Monday, February 16, 2004

Haiti rebel force expands

PORT-AU-PRINCE, Haiti (AP) --A rebel force trying to oust President Jean-Bertrand
Aristide grew in size as former exiled paramilitary troops joined the insurrection and
aid workers hurried to get doctors and supplies to those in need.

A humanitarian convoy left from Haiti's capital, Port-au-Prince, for St. Marc, a
northern port city where rebels burned the police station and torched a clinic.
The Geneva, Switzerland-based International Committee of the Red Cross
would lead the convoy, officials said.

Rebel roadblocks have halted most food and fuel shipments since the unrest
began. Emergency supplies of flour, cooking oil and other basics are projected
to run out in days in northern areas, where roadblocks are guarded by rebels.

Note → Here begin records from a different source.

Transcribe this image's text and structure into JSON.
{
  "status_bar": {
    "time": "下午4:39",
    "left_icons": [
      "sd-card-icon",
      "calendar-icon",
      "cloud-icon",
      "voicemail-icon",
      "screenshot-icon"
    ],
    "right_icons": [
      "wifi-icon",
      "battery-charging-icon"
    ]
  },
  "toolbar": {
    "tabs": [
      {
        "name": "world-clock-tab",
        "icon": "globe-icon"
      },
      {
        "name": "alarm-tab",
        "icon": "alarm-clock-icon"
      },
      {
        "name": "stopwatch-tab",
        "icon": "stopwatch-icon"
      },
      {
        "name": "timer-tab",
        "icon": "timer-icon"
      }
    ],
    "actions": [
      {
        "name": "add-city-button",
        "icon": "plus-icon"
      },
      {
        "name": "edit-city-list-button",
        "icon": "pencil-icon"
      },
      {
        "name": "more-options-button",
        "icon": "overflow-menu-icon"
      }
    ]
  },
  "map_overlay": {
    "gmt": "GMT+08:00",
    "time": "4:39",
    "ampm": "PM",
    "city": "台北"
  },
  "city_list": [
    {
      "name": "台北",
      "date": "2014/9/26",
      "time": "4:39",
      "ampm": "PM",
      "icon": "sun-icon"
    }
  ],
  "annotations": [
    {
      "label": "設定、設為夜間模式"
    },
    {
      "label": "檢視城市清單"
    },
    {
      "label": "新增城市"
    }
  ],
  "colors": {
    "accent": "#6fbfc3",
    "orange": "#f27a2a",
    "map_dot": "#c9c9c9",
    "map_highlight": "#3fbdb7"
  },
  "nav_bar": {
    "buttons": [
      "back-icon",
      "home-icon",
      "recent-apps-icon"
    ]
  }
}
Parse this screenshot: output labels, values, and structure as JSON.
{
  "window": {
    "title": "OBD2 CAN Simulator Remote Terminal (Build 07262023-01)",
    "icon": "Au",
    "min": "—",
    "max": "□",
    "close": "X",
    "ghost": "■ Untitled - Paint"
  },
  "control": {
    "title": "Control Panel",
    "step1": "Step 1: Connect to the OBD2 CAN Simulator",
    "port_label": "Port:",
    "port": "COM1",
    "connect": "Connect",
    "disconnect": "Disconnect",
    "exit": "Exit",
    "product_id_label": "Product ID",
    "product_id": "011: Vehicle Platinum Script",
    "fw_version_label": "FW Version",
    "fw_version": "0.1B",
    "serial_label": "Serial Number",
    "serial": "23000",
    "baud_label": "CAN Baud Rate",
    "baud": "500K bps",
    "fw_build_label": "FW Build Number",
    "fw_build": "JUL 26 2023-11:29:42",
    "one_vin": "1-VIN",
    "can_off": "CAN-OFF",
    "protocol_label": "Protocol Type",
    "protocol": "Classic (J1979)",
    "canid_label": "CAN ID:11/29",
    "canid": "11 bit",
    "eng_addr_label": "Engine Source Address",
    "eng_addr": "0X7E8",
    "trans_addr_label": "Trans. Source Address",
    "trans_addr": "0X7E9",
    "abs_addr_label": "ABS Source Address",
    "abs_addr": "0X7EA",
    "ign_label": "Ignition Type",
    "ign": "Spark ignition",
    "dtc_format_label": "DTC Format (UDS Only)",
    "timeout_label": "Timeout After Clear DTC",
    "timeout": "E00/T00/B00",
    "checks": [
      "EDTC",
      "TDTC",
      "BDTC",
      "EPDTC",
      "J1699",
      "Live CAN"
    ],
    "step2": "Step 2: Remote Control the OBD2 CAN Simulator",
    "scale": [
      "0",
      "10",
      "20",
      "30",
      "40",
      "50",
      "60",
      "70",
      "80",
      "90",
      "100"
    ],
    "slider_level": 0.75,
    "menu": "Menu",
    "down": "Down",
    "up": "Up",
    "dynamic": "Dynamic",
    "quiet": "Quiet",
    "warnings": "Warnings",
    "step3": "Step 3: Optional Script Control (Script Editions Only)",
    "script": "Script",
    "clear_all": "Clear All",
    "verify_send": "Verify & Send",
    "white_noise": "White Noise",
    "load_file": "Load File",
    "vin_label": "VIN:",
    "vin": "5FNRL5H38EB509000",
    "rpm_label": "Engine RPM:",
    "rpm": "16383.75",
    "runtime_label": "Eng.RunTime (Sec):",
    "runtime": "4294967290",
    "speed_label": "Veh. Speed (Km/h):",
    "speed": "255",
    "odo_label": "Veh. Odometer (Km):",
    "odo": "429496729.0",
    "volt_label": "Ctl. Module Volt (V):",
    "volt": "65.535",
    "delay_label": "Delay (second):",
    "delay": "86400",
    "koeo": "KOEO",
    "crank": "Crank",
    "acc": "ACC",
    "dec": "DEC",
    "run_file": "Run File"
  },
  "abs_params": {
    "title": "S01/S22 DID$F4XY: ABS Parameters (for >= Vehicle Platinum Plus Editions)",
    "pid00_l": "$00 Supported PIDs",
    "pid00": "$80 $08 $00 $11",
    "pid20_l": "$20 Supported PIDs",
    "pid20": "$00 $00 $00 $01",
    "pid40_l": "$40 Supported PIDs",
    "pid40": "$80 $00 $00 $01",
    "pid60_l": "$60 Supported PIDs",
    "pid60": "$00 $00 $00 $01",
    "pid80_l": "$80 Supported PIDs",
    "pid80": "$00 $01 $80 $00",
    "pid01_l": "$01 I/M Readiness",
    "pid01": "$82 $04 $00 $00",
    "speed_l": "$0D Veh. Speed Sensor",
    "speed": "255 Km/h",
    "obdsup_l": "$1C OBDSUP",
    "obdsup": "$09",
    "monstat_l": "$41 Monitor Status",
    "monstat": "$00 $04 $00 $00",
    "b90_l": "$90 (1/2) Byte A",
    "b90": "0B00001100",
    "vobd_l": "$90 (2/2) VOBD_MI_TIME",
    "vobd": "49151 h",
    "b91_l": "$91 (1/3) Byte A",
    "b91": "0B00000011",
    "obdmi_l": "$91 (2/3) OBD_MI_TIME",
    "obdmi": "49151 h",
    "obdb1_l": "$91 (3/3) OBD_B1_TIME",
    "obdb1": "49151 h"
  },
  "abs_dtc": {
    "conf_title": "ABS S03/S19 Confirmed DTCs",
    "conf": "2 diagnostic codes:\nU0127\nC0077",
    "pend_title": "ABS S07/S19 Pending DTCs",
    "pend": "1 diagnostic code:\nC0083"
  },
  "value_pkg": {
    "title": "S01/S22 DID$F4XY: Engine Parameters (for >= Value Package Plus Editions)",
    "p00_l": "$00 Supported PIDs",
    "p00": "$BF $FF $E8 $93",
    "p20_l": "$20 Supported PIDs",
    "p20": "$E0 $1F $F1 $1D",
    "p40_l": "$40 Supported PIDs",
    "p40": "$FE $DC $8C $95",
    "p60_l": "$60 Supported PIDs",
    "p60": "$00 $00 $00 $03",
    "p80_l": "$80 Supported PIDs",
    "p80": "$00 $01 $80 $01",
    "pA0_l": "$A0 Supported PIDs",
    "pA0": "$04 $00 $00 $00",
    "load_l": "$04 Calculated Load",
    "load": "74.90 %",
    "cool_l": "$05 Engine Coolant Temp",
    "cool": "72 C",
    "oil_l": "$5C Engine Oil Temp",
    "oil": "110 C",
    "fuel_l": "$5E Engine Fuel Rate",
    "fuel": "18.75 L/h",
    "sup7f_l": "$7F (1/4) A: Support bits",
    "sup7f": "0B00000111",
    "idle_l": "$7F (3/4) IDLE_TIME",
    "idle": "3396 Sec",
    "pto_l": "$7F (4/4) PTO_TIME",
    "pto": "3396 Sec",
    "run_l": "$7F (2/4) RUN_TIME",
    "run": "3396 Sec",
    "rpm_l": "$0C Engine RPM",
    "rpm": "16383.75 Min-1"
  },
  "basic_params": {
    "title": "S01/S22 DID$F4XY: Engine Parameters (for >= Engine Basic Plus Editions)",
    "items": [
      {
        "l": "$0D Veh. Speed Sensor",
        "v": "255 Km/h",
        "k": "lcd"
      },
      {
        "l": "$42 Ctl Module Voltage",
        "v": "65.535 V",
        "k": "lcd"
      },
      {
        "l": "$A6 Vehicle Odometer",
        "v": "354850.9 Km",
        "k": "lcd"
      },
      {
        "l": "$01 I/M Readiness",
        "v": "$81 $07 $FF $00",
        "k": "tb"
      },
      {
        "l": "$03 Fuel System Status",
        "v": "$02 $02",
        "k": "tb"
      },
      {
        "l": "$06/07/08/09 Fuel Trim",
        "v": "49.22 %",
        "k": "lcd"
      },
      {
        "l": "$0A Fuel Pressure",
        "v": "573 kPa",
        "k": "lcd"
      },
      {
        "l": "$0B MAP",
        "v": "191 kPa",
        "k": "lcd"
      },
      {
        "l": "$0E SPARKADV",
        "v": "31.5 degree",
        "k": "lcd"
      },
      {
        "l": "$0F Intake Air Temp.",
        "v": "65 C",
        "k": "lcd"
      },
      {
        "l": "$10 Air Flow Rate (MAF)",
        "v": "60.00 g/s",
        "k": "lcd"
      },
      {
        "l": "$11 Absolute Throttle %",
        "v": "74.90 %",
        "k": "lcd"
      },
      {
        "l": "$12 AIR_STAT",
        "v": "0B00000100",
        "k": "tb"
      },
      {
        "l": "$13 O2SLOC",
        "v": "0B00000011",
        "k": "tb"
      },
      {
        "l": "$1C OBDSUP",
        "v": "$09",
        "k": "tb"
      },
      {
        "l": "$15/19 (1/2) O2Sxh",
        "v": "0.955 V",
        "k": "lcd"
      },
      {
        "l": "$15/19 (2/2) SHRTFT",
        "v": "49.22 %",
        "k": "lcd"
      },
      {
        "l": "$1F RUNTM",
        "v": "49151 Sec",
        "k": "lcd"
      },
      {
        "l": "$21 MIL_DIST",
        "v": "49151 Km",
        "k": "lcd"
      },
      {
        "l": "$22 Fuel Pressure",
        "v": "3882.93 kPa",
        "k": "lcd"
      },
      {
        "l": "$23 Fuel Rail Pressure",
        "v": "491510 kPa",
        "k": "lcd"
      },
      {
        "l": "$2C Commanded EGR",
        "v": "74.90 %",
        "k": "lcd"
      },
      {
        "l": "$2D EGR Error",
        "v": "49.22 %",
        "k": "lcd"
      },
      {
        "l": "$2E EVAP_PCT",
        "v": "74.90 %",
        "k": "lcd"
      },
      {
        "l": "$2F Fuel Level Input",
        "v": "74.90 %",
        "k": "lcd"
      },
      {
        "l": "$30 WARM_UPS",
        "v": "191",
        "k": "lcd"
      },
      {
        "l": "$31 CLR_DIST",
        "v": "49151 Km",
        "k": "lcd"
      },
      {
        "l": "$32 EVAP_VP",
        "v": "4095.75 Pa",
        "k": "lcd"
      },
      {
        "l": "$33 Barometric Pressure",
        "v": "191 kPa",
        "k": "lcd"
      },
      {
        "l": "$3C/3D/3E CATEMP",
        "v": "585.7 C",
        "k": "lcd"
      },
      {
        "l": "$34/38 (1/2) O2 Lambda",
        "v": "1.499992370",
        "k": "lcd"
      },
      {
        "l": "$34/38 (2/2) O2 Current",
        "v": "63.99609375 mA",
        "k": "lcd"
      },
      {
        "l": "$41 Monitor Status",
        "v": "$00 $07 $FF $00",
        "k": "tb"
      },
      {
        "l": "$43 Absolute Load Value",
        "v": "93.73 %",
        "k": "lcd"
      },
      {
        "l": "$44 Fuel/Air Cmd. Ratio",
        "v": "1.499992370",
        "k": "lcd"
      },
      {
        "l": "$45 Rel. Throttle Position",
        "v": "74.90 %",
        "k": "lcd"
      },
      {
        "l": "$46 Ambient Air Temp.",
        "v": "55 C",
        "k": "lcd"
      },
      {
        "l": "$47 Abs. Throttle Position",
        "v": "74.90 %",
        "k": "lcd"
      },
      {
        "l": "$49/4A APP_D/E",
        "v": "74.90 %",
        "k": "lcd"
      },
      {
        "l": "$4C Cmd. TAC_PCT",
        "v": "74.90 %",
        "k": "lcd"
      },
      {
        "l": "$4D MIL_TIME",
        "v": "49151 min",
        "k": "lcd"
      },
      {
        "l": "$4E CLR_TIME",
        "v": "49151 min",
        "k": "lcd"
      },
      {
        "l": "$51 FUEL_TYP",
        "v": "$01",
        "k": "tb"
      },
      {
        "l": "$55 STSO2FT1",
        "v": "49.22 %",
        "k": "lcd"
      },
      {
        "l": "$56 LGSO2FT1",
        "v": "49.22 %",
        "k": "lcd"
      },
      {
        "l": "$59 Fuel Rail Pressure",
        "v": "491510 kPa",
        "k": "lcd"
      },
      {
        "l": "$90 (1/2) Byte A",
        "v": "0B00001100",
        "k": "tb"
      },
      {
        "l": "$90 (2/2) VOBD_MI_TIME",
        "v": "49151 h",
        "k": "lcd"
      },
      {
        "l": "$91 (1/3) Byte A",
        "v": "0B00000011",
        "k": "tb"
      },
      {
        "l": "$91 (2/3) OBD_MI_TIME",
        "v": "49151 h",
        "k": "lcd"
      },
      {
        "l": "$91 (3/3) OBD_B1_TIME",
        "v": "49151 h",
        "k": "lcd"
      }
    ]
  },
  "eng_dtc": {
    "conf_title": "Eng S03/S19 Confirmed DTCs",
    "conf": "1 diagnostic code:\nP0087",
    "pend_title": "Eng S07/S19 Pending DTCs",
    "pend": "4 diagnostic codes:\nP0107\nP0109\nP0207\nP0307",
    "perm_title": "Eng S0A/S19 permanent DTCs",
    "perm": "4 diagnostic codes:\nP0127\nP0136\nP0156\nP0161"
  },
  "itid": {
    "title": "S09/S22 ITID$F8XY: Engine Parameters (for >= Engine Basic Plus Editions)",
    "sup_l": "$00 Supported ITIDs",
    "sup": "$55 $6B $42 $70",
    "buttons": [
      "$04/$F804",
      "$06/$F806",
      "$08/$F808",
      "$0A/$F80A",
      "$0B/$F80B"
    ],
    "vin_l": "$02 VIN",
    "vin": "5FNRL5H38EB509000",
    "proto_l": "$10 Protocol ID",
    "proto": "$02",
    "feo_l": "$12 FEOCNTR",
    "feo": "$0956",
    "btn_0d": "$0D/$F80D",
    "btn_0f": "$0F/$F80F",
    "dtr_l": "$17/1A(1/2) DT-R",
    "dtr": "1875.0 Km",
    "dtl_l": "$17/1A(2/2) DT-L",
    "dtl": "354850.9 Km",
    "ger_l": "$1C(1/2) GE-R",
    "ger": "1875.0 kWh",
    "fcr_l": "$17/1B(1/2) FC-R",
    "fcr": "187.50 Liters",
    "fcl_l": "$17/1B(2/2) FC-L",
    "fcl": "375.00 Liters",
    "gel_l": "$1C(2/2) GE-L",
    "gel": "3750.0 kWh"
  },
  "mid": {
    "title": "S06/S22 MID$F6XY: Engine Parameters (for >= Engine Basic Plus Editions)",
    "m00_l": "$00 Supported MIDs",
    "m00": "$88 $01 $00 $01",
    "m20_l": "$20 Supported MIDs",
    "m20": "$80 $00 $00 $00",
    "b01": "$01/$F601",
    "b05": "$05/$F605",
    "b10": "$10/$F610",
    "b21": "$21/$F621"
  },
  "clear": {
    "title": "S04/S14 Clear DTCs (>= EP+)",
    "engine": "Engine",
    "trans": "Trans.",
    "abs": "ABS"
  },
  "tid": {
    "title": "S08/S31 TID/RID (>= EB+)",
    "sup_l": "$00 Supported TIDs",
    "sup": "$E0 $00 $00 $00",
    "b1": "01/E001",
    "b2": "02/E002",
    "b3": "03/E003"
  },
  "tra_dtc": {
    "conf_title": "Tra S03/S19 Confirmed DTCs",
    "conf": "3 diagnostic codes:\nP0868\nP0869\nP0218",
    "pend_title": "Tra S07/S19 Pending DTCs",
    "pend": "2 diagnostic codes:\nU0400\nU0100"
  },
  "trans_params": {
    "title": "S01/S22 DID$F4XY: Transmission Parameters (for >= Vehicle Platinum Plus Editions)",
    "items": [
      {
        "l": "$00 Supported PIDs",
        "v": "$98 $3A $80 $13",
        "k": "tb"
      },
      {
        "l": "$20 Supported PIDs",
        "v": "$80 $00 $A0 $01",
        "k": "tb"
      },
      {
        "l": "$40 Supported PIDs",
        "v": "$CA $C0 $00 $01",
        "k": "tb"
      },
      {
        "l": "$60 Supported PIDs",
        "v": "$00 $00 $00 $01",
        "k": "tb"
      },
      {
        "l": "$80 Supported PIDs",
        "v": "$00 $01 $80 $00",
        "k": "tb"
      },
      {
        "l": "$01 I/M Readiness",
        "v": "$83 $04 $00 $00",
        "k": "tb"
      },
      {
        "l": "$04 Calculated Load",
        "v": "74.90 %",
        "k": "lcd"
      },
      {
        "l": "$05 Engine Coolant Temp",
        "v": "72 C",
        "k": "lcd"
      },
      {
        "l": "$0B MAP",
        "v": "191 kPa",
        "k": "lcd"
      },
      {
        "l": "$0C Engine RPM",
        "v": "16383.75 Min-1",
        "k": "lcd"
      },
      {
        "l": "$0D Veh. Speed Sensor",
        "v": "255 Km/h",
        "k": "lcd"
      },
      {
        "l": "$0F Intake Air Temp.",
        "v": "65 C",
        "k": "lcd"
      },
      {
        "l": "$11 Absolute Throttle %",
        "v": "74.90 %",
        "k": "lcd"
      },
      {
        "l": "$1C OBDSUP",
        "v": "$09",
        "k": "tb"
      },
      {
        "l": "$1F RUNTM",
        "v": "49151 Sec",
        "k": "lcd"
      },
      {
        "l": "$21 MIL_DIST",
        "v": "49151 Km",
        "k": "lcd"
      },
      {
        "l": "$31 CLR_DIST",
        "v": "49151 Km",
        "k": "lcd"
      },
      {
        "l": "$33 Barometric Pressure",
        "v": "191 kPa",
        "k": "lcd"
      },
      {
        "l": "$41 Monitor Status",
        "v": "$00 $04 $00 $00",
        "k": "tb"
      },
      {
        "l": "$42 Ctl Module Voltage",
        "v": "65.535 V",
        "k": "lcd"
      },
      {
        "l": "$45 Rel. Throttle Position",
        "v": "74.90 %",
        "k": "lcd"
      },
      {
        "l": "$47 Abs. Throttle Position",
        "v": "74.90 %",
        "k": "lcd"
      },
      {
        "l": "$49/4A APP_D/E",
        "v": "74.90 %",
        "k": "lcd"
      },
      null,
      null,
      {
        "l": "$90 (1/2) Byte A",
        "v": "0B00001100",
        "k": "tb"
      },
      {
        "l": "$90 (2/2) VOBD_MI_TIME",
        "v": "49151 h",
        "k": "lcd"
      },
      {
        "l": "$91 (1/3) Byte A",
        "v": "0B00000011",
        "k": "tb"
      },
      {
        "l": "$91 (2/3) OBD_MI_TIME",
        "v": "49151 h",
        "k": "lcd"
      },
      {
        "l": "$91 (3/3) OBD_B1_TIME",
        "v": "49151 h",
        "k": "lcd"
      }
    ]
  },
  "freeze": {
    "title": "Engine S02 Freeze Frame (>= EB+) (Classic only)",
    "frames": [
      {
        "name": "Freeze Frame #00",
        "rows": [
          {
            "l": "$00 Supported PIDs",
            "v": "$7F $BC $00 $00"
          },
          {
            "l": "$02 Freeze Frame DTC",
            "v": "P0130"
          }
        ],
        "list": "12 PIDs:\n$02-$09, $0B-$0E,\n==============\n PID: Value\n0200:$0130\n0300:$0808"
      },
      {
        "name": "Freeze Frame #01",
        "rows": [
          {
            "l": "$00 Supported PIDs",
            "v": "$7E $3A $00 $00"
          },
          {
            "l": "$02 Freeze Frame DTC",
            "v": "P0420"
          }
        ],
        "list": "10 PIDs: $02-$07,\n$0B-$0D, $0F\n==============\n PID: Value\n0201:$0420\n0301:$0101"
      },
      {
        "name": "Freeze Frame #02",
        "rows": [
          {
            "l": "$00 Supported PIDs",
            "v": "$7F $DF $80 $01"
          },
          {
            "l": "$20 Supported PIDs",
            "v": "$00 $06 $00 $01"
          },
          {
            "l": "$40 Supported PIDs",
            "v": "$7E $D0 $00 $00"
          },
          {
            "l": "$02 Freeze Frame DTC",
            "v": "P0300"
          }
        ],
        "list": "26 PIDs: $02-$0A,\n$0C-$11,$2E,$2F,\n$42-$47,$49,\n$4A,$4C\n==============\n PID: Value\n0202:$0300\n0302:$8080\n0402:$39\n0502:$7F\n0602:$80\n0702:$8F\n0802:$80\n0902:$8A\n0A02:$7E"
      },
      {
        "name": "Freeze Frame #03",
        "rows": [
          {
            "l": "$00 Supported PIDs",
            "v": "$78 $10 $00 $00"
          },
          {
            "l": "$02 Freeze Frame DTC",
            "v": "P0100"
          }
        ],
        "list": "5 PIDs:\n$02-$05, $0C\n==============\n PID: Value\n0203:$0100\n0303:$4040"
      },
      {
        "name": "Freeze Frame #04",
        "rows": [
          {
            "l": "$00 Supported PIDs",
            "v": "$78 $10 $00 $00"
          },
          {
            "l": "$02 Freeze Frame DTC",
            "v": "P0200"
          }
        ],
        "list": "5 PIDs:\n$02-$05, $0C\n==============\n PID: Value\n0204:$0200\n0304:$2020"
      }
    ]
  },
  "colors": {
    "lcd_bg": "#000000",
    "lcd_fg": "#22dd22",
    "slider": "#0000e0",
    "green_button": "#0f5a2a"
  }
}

The rebels launched a rebellion on February 5 from Gonaives, 70 miles
northwest of Port-au-Prince. Although the rebels are thought to number less
than Haiti's 5,000-member police force, exiled paramilitary leaders and police
have reportedly joined them.

One of those reportedly is Louis-Jodel Chamblain, a former Haitian soldier
who headed army death squads in 1987 and a militia known as the Front for
the Advancement and Progress of Haiti, or FRAPH. The group allegedly killed
and maimed hundreds of people between 1991 and 1994.

Several people in Gonaives said they saw Chamblain, who fled to the
Dominican Republic in the mid-1990s.

Also seen was Guy Philippe, a former police chief who fled to the Dominican
Republic after being accused by the Haitian government of fomenting a coup in

In the video obtained by Associated Press Television News, Philippe appears
laughing while surrounded by a handful of rebels Saturday in Gonaives.

Philippe, 35, said he has been in the Dominican Republic and Ecuador since
fleeing Haiti in 2000.

"We don't have any platform," he said. "Our fight is for a better country ... We
are fighting for the presidency, we're fighting for the people, for our

Philippe said the rebels have an arsenal of weapons and he doesn't think it's in
U.S. interests to pursue another intervention.

"We don't want to fight with them," he said. "We are fighting for our own

Two Dominican soldiers were killed on the Dominican border at Dajabon on
Saturday and their weapons were taken from them. It was unclear who was
responsible for the killings but Chamblain reportedly led a commando of 20
men across the border.

Dominican President Hipolito Mejia said Sunday that authorities would arrest
any Haitian trying to enter the Dominican Republic suspected of taking part in
the uprising.

Discontent since 2000 elections

Discontent has grown in this Caribbean country of 8 million people since
Aristide's party swept flawed legislative elections in 2000 and international
donors froze millions of dollars.

Secretary of State Colin Powell said Friday the United States and other nations
"will accept no outcome that ... attempts to remove the elected president of

The United States sent 20,000 troops to Haiti in 1994 to end a bloody military
dictatorship, restore Aristide and halt an exodus of refugees to Florida.

Opposition politicians refuse to participate in new elections unless Aristide
steps down, and the rebels say they will lay down their weapons only when he
is ousted.

Peaceful march over weekend

As the suspense built with the revolt in the north, more than 1,000
anti-government demonstrators held a peaceful march on Sunday.

Shouting "Down with Aristide!" members of a broad opposition alliance known
as the Democratic Platform massed for the demonstration in Port-au-Prince,
saying they didn't support violence but shared the same goal as the rebels --
ousting the embattled president.

Demonstrators ended the peaceful protest march when police told them they
would have to change the route because of security concerns.

Meanwhile in Jamaica, police detained 10 Haitians, including eight police
officers, who arrived Saturday by boat on the eastern shore requesting asylum.
Police seized eight guns and ammunition. Immigration authorities were
reviewing their asylum requests.

While there has been no reported rise in the numbers of Haitians leaving for
U.S. shores, Aristide's wife -- U.S.-born Mildred Trouillot Aristide --
reportedly flew to Fort Lauderdale, Florida. over the weekend. Haitian
presidential spokeswoman Michelle Karshan said the first lady left to attend a
funeral and would return Monday.

In another twist, the 13-year-old grandson of Mrs. Aristide's aunt and former
Social Affairs Minister Mathilde Flambert were reportedly kidnapped on
Friday but released over the weekend, friends of the family told The
Associated Press. It was unclear who abducted the two.

Copyright 2004 The Associated Press.